Education was a major focus of the Governor's State of the State address.
On Monday evening (1/31/22), Tennessee Governor Bill Lee presented a proposed budget while highlighting legislative priorities to a joint session of the General Assembly. Lee said the 2022 - 2023 Fiscal Year budget adds up to $52.6-billion.
The governor committed to increasing K through 12th grade education funding by $750-million. If fully approved, that funding will reoccur each fiscal year thereafter.
To further help educational institutions, Governor Lee called for a raise in teacher salaries, which will cost almost $125-million.
In keeping with the educational theme, $25-million will fund summer learning camps while $16-million will be funneled into the Charter Schools Facility Fund - both of which will be recurring funds. On top of the annually repeated money, an additional $16-million will be used to help increase the number of charter schools.
Also in education, Governor Lee proposed that legislators formulate a new law to ensure that parents know what materials are available to students in school libraries. He also proposed new legislation that would make computer science and coding be available to every high school student in the Volunteer State.
In higher education, $90-million will fully fund a "zero-percent tuition increase" for public universities like MTSU in Murfreesboro.
Lee's proposal would also earmark $200-million for Tennessee College of Applied Technology (TCAT) infrastructure investments, with the goal of doubling the skilled labor workforce between now and year 2026.
In Rutherford County, Smyrna is home to one of the more recently built TCAT facilities, which is across the street from the Nissan plant. TCAT in Smyrna was opened in 2017. That TCAT location was a public-private partnership between Nissan and the College System of Tennessee. Murfreesboro is the longtime home to a TCAT facility on Old Fort Parkway that prepares students for work in the automotive industry, cosmetology, computer technology, a variety of medical careers and more.
Scroll down for more on the TN State of the State Address...
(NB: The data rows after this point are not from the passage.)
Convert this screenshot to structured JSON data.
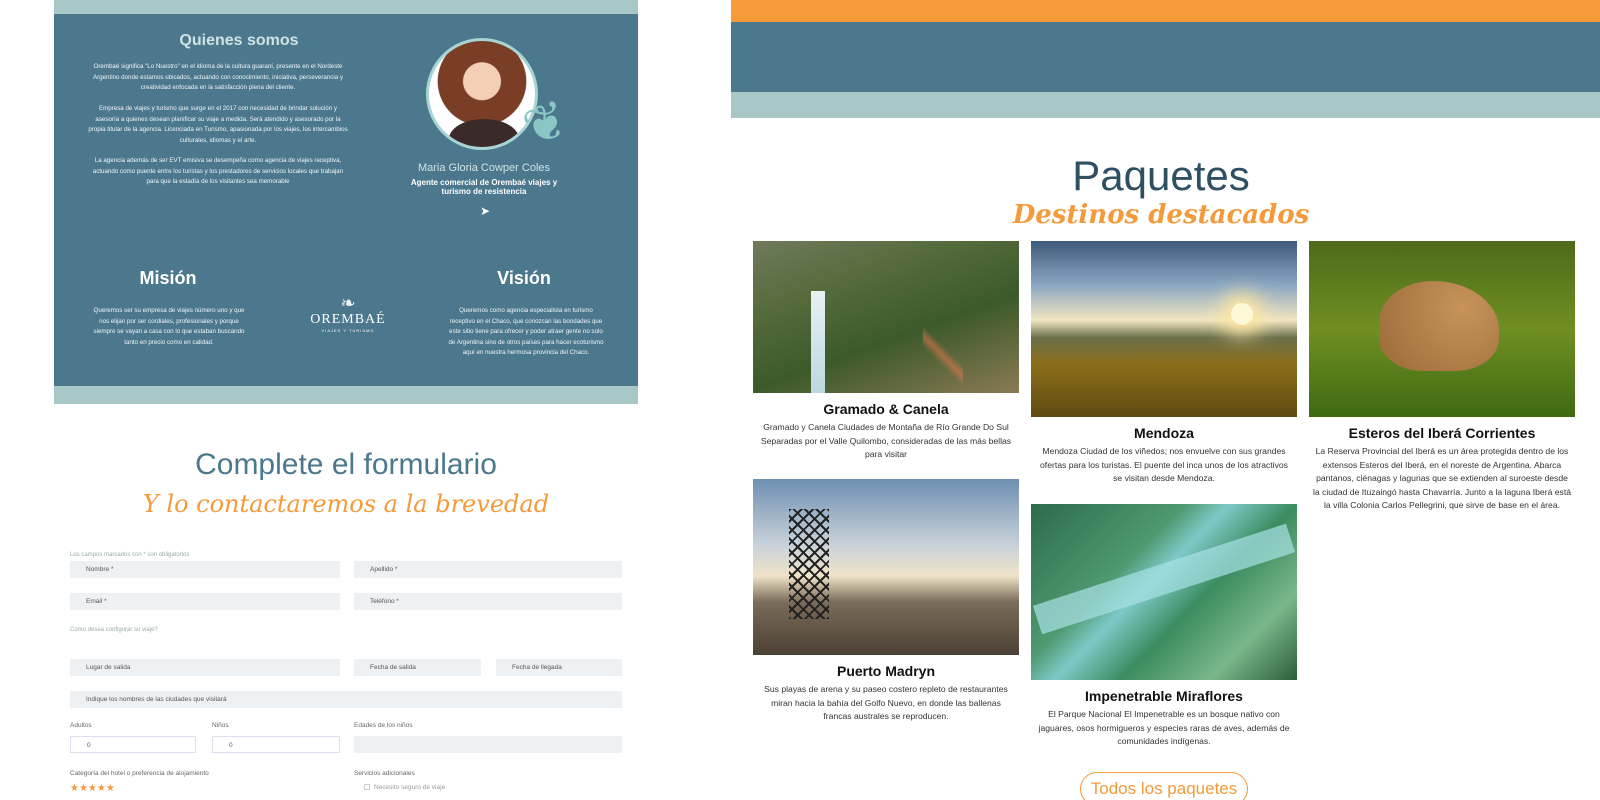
{
  "about": {
    "title": "Quienes somos",
    "paragraphs": [
      "Orembaé significa \"Lo Nuestro\" en el idioma de la cultura guaraní, presente en el Nordeste Argentino donde estamos ubicados, actuando con conocimiento, iniciativa, perseverancia y creatividad enfocada en la satisfacción plena del cliente.",
      "Empresa de viajes y turismo que surge en el 2017 con necesidad de brindar solución y asesoría a quienes desean planificar su viaje a medida. Será atendido y asesorado por la propia titular de la agencia. Licenciada en Turismo, apasionada por los viajes, los intercambios culturales, idiomas y el arte.",
      "La agencia además de ser EVT emisiva se desempeña como agencia de viajes receptiva, actuando como puente entre los turistas y los prestadores de servicios locales que trabajan para que la estadía de los visitantes sea memorable"
    ],
    "person_name": "Maria Gloria Cowper Coles",
    "person_role": "Agente comercial de Orembaé viajes y turismo de resistencia",
    "mision_title": "Misión",
    "mision_text": "Queremos ser su empresa de viajes número uno y que nos elijan por ser cordiales, profesionales y porque siempre se vayan a casa con lo que estaban buscando tanto en precio como en calidad.",
    "vision_title": "Visión",
    "vision_text": "Queremos como agencia especialista en turismo receptivo en el Chaco, que conozcan las bondades que este sitio tiene para ofrecer y poder atraer gente no solo de Argentina sino de otros países para hacer ecoturismo aquí en nuestra hermosa provincia del Chaco.",
    "logo_text": "OREMBAÉ",
    "logo_sub": "VIAJES Y TURISMO"
  },
  "form": {
    "title": "Complete el formulario",
    "subtitle": "Y lo contactaremos a la brevedad",
    "required_note": "Los campos marcados con * son obligatorios",
    "nombre": "Nombre *",
    "apellido": "Apellido *",
    "email": "Email *",
    "telefono": "Teléfono *",
    "config_note": "Como desea configurar su viaje?",
    "lugar_salida": "Lugar de salida",
    "fecha_salida": "Fecha de salida",
    "fecha_llegada": "Fecha de llegada",
    "ciudades": "Indique los nombres de las ciudades que visitará",
    "adultos_label": "Adultos",
    "adultos_value": "0",
    "ninos_label": "Niños",
    "ninos_value": "0",
    "edades_label": "Edades de los niños",
    "hotel_label": "Categoría del hotel o preferencia de alojamiento",
    "stars": "★★★★★",
    "servicios_label": "Servicios adicionales",
    "seguro_label": "Necesito seguro de viaje"
  },
  "packages": {
    "title": "Paquetes",
    "subtitle": "Destinos destacados",
    "items": [
      {
        "name": "Gramado & Canela",
        "desc": "Gramado y Canela Ciudades de Montaña de Río Grande Do Sul Separadas por el Valle Quilombo, consideradas de las más bellas para visitar"
      },
      {
        "name": "Mendoza",
        "desc": "Mendoza Ciudad de los viñedos; nos envuelve con sus grandes ofertas para los turistas. El puente del inca unos de los atractivos se visitan desde Mendoza."
      },
      {
        "name": "Esteros del Iberá Corrientes",
        "desc": "La Reserva Provincial del Iberá es un área protegida dentro de los extensos Esteros del Iberá, en el noreste de Argentina. Abarca pantanos, ciénagas y lagunas que se extienden al suroeste desde la ciudad de Ituzaingó hasta Chavarría. Junto a la laguna Iberá está la villa Colonia Carlos Pellegrini, que sirve de base en el área."
      },
      {
        "name": "Puerto Madryn",
        "desc": "Sus playas de arena y su paseo costero repleto de restaurantes miran hacia la bahía del Golfo Nuevo, en donde las ballenas francas australes se reproducen."
      },
      {
        "name": "Impenetrable Miraflores",
        "desc": "El Parque Nacional El Impenetrable es un bosque nativo con jaguares, osos hormigueros y especies raras de aves, además de comunidades indígenas."
      }
    ],
    "button": "Todos los paquetes"
  },
  "colors": {
    "teal_dark": "#4b788d",
    "teal_light": "#a8c8c8",
    "orange": "#f79a3a"
  }
}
State of the State Highlights in Tennessee
Just over $75-million would help graduating high school seniors in Rutherford County and beyond in a major way by increasing the 4-year Hope Award to $5,100 per student, per year, and the 2-year HOPE Award to $3,200 per student, per year.
In law enforcement, the plan is to add another 100 State Troopers to area roadways. The Governor's goal also calls for 20-new TBI investigative agents and 25-additional forensic science personnel.
As for roadways and bridges throughout the state, major funding in that category would equal an increased workforce while repairing and building a large number of road related projects.
As an example to highlight LOCAL transportation woes, a Tennessee Advisory Commission on Intergovernmental Relations (TACIR) report filed in 2020 showed that Rutherford County was listed as a "Top 3" county for having infrastructure needs that added up to over $1.9-billion.
Scroll down to get more details about the proposed budget for Tennessee...
Learn More about Proposed Budgeting Below for TN
- See more details of the State of the State address by Governor Bill Lee HERE (the public address was made on Monday, 1/31/2022).
- Learn more key points by viewing charts that were organized by the governor's administration HERE.